of “public officer” (e.g., in the case of “peace officer,” the court may state “a
Garden Grove Regular Police Officer and a Garden Grove Reserve Police Officer
are peace officers”). (Ibid.) However, the court may not instruct the jury that the
person was a public officer as a matter of law (e.g., “Officer Reed was a peace
Give the bracketed sentence that begins with “The People do not have to prove” on
request. (In re Bacon (1966) 240 Cal.App.2d 34, 49 [49 Cal.Rptr. 322].)
• Elements. Pen. Code, §§ 407, 409.
• Command to Disperse. Pen. Code, § 726.
CALCRIM No. 2686 CRIMES AGAINST GOVERNMENT
• Riot Defined. Pen. Code, § 404.
• Rout Defined. Pen. Code, § 406.
• Unlawful Assembly Defined. Pen. Code, § 407.
• Assembly for Lawful Act Requires Violence or Clear and Present Danger of
Violence. In re Brown (1973) 9 Cal.3d 612, 623 [108 Cal.Rptr. 465, 510 P.2d
1017]; see Collins v. Jordan (9th Cir. 1996) 110 F.3d 1363, 1371.
• No Particular Manner of Warning Required. In re Bacon (1966) 240
Cal.App.2d 34, 50-51 [49 Cal.Rptr. 322]; People v. Cipriani (1971) 18
Cal.App.3d 299, 307-308 [95 Cal.Rptr. 722]; In re Wagner (1981) 119
Cal.App.3d 90, 105 [173 Cal.Rptr. 766].
• Willfully Defined. Pen. Code, § 7(1); People v. Lara (1996) 44 Cal.App.4th
102, 107 [51 Cal.Rptr.2d 402].
Penal Code Sections 409 and 416(a)
Penal Code section 409 applies to any person remaining at an unlawful assembly
following an order to disperse, whether or not that person is involved in the violent
or illegal activity. (Dubner v. City and Co. of San Francisco (9th Cir. 2001) 266
F.3d 959, 967-968; In re Bacon (1966) 240 Cal.App.2d 34, 49 [49 Cal.Rptr. 322].)
Refusal to disperse is also punishable under Penal Code section 416(a). Penal Code
section 416(a) applies only to those who have the specific intent to commit violent
or unlawful acts but does not require that the gathering meet the definition of riot,
rout, or unlawful assembly. (Dubner v. City and Co. of San Francisco (2001) 266

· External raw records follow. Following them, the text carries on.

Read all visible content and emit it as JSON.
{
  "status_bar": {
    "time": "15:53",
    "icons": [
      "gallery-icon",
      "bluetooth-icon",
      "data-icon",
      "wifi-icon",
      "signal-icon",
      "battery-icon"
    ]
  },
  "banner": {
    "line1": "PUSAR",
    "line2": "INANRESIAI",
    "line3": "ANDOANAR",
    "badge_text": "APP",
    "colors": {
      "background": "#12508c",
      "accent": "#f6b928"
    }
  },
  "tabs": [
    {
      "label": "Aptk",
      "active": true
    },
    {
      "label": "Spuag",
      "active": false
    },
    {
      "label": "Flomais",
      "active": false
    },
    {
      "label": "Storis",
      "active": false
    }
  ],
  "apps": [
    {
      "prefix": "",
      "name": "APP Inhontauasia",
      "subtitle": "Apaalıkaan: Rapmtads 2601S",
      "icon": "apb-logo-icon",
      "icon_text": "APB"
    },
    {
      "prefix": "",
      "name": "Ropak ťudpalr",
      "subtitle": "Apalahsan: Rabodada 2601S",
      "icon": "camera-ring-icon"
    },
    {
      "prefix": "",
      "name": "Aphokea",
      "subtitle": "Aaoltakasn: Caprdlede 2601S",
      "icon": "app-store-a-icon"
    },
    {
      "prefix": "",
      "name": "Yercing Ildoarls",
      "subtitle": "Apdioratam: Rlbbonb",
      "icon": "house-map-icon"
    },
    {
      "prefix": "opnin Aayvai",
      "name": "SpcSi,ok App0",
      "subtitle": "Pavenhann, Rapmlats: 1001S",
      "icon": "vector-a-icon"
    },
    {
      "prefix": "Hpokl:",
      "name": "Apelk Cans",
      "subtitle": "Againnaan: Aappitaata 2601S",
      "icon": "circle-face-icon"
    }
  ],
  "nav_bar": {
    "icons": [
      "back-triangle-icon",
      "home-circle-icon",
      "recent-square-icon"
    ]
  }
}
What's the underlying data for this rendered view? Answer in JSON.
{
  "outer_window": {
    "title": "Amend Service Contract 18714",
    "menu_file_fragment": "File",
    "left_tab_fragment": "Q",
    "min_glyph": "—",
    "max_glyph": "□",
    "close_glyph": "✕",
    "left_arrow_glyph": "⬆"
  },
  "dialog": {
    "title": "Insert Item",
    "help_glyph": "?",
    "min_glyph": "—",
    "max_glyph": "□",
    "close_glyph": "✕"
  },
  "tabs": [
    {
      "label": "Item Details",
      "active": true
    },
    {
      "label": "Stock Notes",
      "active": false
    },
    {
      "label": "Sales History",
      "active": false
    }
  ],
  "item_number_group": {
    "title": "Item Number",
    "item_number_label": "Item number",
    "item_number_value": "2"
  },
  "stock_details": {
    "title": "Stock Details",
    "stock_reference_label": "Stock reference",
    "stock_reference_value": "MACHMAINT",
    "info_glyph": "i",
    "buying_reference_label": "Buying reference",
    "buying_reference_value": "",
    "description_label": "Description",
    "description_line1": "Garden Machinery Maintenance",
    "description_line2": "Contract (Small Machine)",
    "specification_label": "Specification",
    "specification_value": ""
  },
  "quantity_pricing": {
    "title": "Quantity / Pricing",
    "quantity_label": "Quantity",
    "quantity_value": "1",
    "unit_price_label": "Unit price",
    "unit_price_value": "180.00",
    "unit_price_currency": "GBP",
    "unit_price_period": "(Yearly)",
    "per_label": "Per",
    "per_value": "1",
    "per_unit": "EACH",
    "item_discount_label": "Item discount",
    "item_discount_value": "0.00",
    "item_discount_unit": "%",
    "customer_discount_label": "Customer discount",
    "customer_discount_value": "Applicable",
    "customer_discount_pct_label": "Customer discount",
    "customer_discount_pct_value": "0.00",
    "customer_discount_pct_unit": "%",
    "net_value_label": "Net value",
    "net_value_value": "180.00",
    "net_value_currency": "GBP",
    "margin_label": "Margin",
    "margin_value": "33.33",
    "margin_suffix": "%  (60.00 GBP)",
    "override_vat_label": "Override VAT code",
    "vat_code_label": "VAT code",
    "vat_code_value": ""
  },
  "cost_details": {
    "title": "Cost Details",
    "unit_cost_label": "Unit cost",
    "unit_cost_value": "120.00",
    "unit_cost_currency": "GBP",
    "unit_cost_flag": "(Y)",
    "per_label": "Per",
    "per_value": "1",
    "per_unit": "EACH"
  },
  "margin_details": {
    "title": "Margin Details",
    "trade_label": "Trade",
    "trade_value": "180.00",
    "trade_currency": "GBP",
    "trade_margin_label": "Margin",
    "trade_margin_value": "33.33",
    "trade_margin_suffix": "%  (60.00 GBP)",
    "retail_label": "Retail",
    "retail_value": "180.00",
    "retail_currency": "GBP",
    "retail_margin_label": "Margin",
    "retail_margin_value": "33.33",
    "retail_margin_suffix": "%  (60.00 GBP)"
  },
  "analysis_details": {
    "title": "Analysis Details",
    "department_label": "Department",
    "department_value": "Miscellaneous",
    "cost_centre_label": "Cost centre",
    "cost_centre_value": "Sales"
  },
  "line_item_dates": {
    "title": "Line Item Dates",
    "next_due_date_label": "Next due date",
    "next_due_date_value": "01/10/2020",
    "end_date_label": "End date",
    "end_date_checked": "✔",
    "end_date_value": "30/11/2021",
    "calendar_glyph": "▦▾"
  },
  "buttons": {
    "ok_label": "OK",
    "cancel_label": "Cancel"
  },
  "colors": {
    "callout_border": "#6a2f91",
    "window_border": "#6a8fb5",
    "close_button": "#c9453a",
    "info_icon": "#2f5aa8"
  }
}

F.3d 959, 967-968; In re Wagner (1981) 119 Cal.App.3d 90, 110-111 [173 Cal.Rptr.
766].) Use this instruction only for a charge of violating Penal Code section 409. If
the defendant is charged under Penal Code section 416(a), give CALCRIM No.
2687, Refusal to Disperse: Intent to Commit Unlawful Act.
2 Witkin & Epstein, California Criminal Law (4th ed. 2012) Crimes Against Public
Peace and Welfare, § 18.
6 Millman, Sevilla & Tarlow, California Criminal Defense Practice, Ch. 144, Crimes
Against Order, § 144.21 (Matthew Bender).
CRIMES AGAINST GOVERNMENT CALCRIM No. 2686